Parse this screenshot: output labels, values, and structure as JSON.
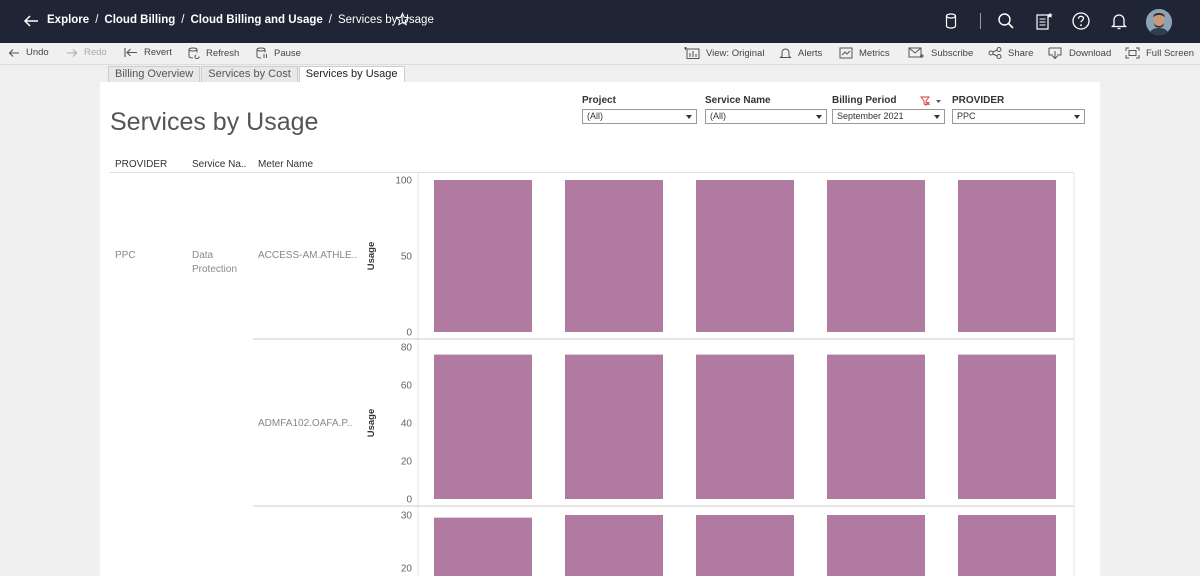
{
  "nav": {
    "breadcrumbs": [
      "Explore",
      "Cloud Billing",
      "Cloud Billing and Usage",
      "Services by Usage"
    ]
  },
  "toolbar": {
    "undo": "Undo",
    "redo": "Redo",
    "revert": "Revert",
    "refresh": "Refresh",
    "pause": "Pause",
    "view": "View: Original",
    "alerts": "Alerts",
    "metrics": "Metrics",
    "subscribe": "Subscribe",
    "share": "Share",
    "download": "Download",
    "fullscreen": "Full Screen"
  },
  "tabs": [
    "Billing Overview",
    "Services by Cost",
    "Services by Usage"
  ],
  "page_title": "Services by Usage",
  "filters": {
    "project": {
      "label": "Project",
      "value": "(All)"
    },
    "service": {
      "label": "Service Name",
      "value": "(All)"
    },
    "billing": {
      "label": "Billing Period",
      "value": "September 2021"
    },
    "provider": {
      "label": "PROVIDER",
      "value": "PPC"
    }
  },
  "columns": {
    "provider": "PROVIDER",
    "service": "Service Na..",
    "meter": "Meter Name"
  },
  "rows": {
    "provider": "PPC",
    "service_line1": "Data",
    "service_line2": "Protection",
    "meter1": "ACCESS-AM.ATHLE..",
    "meter2": "ADMFA102.OAFA.P.."
  },
  "colors": {
    "bar": "#b07aa1",
    "topbar": "#1f2535"
  },
  "chart_data": [
    {
      "type": "bar",
      "ylabel": "Usage",
      "ylim": [
        0,
        100
      ],
      "ticks": [
        0,
        50,
        100
      ],
      "values": [
        100,
        100,
        100,
        100,
        100
      ]
    },
    {
      "type": "bar",
      "ylabel": "Usage",
      "ylim": [
        0,
        80
      ],
      "ticks": [
        0,
        20,
        40,
        60,
        80
      ],
      "values": [
        76,
        76,
        76,
        76,
        76
      ]
    },
    {
      "type": "bar",
      "ylabel": "",
      "ylim": [
        20,
        30
      ],
      "ticks": [
        20,
        30
      ],
      "values": [
        29.5,
        30,
        30,
        30,
        30
      ]
    }
  ]
}
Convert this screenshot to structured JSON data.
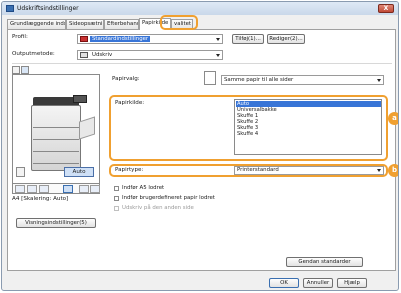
{
  "window": {
    "title": "Udskriftsindstillinger",
    "close_label": "X"
  },
  "tabs": [
    {
      "label": "Grundlæggende indstillinger"
    },
    {
      "label": "Sideopsætning"
    },
    {
      "label": "Efterbehandlin"
    },
    {
      "label": "Papirkilde"
    },
    {
      "label": "valitet"
    }
  ],
  "profile": {
    "label": "Profil:",
    "value": "Standardindstillinger",
    "add_label": "Tilføj(1)...",
    "edit_label": "Rediger(2)..."
  },
  "output": {
    "label": "Outputmetode:",
    "value": "Udskriv"
  },
  "paper_select": {
    "label": "Papirvalg:",
    "value": "Samme papir til alle sider"
  },
  "paper_source": {
    "label": "Papirkilde:",
    "options": [
      "Auto",
      "Universalbakke",
      "Skuffe 1",
      "Skuffe 2",
      "Skuffe 3",
      "Skuffe 4"
    ],
    "selected_index": 0
  },
  "paper_type": {
    "label": "Papirtype:",
    "value": "Printerstandard"
  },
  "badges": {
    "a": "a",
    "b": "b"
  },
  "preview": {
    "auto_label": "Auto",
    "caption": "A4 [Skalering: Auto]"
  },
  "checkboxes": [
    {
      "label": "Indfør A5 lodret",
      "checked": false,
      "enabled": true
    },
    {
      "label": "Indfør brugerdefineret papir lodret",
      "checked": false,
      "enabled": true
    },
    {
      "label": "Udskriv på den anden side",
      "checked": false,
      "enabled": false
    }
  ],
  "buttons": {
    "view_settings": "Visningsindstillinger(5)",
    "restore_defaults": "Gendan standarder",
    "ok": "OK",
    "cancel": "Annuller",
    "help": "Hjælp"
  },
  "colors": {
    "accent_highlight": "#f0a030",
    "selection": "#3875d7"
  }
}
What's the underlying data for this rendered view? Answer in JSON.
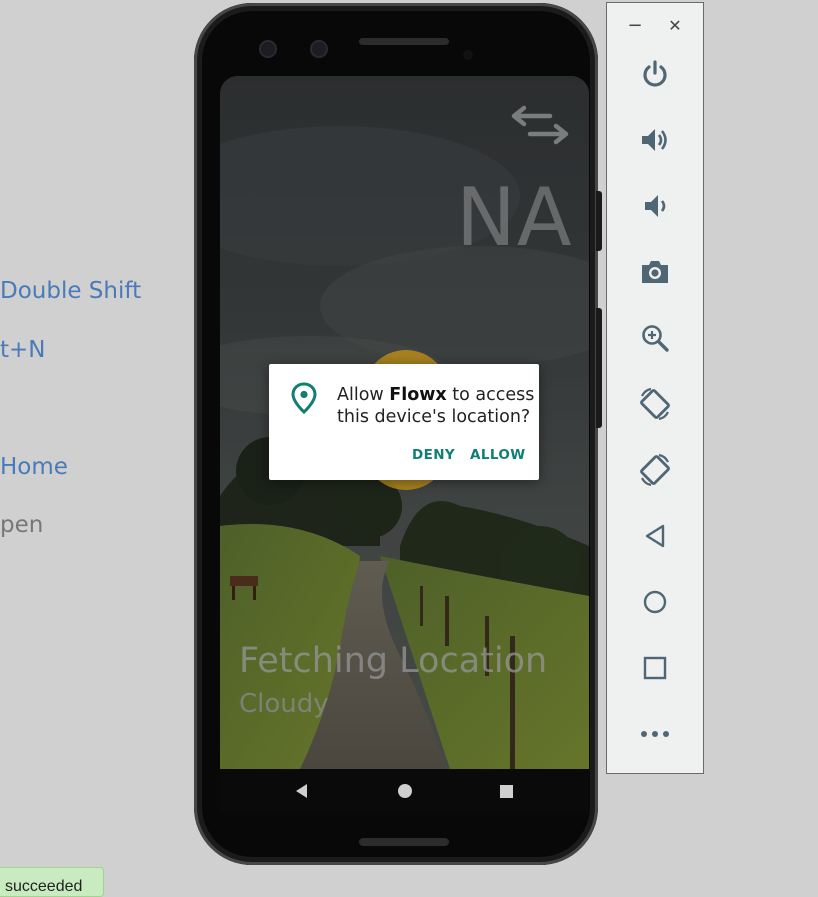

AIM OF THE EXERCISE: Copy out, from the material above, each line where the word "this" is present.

WRITTEN SOLUTION:
Parse this screenshot: output labels, values, and structure as JSON.
Convert this screenshot to structured JSON data.
What's the underlying data for this rendered view? Answer in JSON.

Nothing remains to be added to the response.